You should be able to mux any compatible audio track (compatible in the sense of bitrate, compression format and sampling rate).
If it does not fit and you need the track, do not mess around with the frame rate but simply speed up or slow down the audio either with or without frequency changes.
Last edited by newpball; 27th Jul 2015 at 18:15.
Yes, of course, what I wrote makes no sense! I should have referred the 25fps to the video track of the DVD from which the audio was extracted. Still, if I extract the audio track (AC3) and apply it to the NTSC MKV the audio goes progressively out of synchronization, even if the duration is the same. So could the issue be related to incompatibilites of the bitrate or the sampling rate? Sorry if I keep asking but I'm pretty much incompetent at this subject.
I read only now the second part of your answer. I'll try to work on the audio speed, then. Thanks!
Audio doesn't have to start at the same time as the video, nor does it have to end at the same time. Video releases in different countries can have different cuts of the video with sections added or removed. Sometimes the video is sped up or slowed down arbitrarily. So having audio and video tracks with the same or different running times doesn't mean anything.
If the two version of the video doen't suffer from cuts or additions you just need to find two sync points, one near the start of the video, one near the end. Note the difference in time of the two events in the video, and in the audio. Stretch or shrink the audio to match the video. Then mux with whatever audio advance/delay is necessary to sync the first point.
Chances are the audio and video won't match up from start to finish, but if you're using MKVMergeGUI you could try adjusting the video frame rate a little. MKVMergeGUI has an option to stretch the audio when muxing (normally you'd need to re-encode it to alter the speed/duration) but the audio can play back with glitches if you stretch it. It depends on the type of audio and how much you stretch, but I'd leave the audio alone and try syncing it to the video by adjusting the video frame rate up or down a little instead (whatever's required). That shouldn't cause playback problems and there's no re-encoding of the video required.

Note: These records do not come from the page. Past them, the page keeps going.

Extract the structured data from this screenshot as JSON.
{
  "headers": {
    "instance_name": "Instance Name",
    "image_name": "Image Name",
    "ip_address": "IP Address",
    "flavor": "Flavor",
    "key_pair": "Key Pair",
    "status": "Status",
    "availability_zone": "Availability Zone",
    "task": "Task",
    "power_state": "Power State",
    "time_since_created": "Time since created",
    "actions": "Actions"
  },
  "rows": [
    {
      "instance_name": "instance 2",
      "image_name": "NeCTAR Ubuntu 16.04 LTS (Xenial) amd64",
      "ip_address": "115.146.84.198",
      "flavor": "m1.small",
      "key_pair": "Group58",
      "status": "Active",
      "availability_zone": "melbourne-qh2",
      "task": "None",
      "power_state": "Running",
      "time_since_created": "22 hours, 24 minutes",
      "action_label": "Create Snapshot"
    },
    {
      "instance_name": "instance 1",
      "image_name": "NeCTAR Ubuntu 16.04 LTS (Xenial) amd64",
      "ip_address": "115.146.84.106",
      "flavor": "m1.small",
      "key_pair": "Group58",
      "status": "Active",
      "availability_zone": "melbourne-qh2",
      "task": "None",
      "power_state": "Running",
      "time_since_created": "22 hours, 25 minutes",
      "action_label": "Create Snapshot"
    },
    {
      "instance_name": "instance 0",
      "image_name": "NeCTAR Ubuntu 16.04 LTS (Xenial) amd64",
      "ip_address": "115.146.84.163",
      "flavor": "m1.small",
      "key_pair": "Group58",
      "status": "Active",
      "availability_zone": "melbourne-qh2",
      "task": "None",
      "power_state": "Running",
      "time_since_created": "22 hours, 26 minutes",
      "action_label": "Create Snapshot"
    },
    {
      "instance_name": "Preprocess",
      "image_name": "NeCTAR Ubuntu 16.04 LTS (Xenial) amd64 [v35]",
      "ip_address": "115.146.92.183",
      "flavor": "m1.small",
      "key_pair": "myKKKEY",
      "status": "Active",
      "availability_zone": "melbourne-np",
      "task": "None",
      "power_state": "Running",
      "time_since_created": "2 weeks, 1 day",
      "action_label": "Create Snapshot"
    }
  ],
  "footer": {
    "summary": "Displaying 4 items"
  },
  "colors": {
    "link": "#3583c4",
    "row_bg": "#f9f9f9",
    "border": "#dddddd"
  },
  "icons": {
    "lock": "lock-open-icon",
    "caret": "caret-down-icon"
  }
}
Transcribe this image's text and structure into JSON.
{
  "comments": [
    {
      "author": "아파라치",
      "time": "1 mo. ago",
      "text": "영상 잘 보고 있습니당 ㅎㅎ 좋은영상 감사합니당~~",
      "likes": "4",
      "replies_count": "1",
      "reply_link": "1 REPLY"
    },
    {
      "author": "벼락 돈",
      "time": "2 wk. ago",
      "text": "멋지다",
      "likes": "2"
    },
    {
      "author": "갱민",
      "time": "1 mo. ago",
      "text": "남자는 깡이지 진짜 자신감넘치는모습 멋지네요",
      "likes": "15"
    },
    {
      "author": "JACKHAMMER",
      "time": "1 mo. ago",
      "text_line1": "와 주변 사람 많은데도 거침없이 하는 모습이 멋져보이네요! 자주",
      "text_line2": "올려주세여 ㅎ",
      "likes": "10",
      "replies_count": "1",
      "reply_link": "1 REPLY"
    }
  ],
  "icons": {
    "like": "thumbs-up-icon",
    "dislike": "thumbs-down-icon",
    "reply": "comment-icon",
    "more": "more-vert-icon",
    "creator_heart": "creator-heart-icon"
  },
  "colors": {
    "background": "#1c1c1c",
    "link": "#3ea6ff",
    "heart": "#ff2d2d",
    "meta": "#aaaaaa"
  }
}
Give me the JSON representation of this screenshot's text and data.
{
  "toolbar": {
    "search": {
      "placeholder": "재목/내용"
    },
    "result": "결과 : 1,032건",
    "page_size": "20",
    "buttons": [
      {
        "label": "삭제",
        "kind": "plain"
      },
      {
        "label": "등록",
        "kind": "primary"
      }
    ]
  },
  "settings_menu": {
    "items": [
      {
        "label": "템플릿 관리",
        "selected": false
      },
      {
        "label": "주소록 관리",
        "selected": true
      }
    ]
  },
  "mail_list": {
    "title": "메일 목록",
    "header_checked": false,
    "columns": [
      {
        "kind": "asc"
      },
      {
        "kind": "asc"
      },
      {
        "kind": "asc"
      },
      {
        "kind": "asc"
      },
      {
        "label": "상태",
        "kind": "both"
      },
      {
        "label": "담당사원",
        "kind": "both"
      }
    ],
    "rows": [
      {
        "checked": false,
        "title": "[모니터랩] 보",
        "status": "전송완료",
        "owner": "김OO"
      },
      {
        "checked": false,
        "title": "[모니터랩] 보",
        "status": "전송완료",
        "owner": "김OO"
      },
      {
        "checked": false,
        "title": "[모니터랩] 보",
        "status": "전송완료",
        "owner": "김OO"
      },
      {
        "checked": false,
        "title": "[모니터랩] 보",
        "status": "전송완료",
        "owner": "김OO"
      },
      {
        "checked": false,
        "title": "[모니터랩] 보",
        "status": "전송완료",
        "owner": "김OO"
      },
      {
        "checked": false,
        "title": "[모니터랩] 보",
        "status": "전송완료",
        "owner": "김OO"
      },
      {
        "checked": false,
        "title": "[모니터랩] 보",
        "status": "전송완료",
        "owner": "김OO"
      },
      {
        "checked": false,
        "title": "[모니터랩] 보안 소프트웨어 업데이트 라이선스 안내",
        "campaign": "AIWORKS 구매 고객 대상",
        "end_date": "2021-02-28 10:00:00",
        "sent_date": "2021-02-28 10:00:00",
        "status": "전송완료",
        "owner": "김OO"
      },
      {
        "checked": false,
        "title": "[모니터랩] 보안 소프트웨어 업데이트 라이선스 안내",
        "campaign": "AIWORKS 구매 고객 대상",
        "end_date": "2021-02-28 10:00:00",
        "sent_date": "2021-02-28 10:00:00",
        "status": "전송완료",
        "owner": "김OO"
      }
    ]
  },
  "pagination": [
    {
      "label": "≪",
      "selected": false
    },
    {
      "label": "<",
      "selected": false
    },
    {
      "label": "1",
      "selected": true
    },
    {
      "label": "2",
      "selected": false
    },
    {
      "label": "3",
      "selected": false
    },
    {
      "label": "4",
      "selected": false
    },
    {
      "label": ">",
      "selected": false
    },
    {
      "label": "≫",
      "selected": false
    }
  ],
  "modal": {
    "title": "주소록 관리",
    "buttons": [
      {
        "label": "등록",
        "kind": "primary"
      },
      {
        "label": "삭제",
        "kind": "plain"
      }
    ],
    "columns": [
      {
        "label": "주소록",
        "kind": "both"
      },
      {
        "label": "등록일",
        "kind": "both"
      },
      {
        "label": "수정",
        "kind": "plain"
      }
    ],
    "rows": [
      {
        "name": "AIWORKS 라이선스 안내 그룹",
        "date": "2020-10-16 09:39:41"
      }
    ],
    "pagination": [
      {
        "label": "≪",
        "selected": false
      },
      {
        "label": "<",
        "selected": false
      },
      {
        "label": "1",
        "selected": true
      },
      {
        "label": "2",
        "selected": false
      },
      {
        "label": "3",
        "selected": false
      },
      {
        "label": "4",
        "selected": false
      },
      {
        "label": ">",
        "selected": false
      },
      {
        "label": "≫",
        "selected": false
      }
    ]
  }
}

Of course if you're keeping the original audio too, changing the frame rate will put it out of sync with the video, so that won't be an option, but if you're replacing the audio with the new version it won't matter.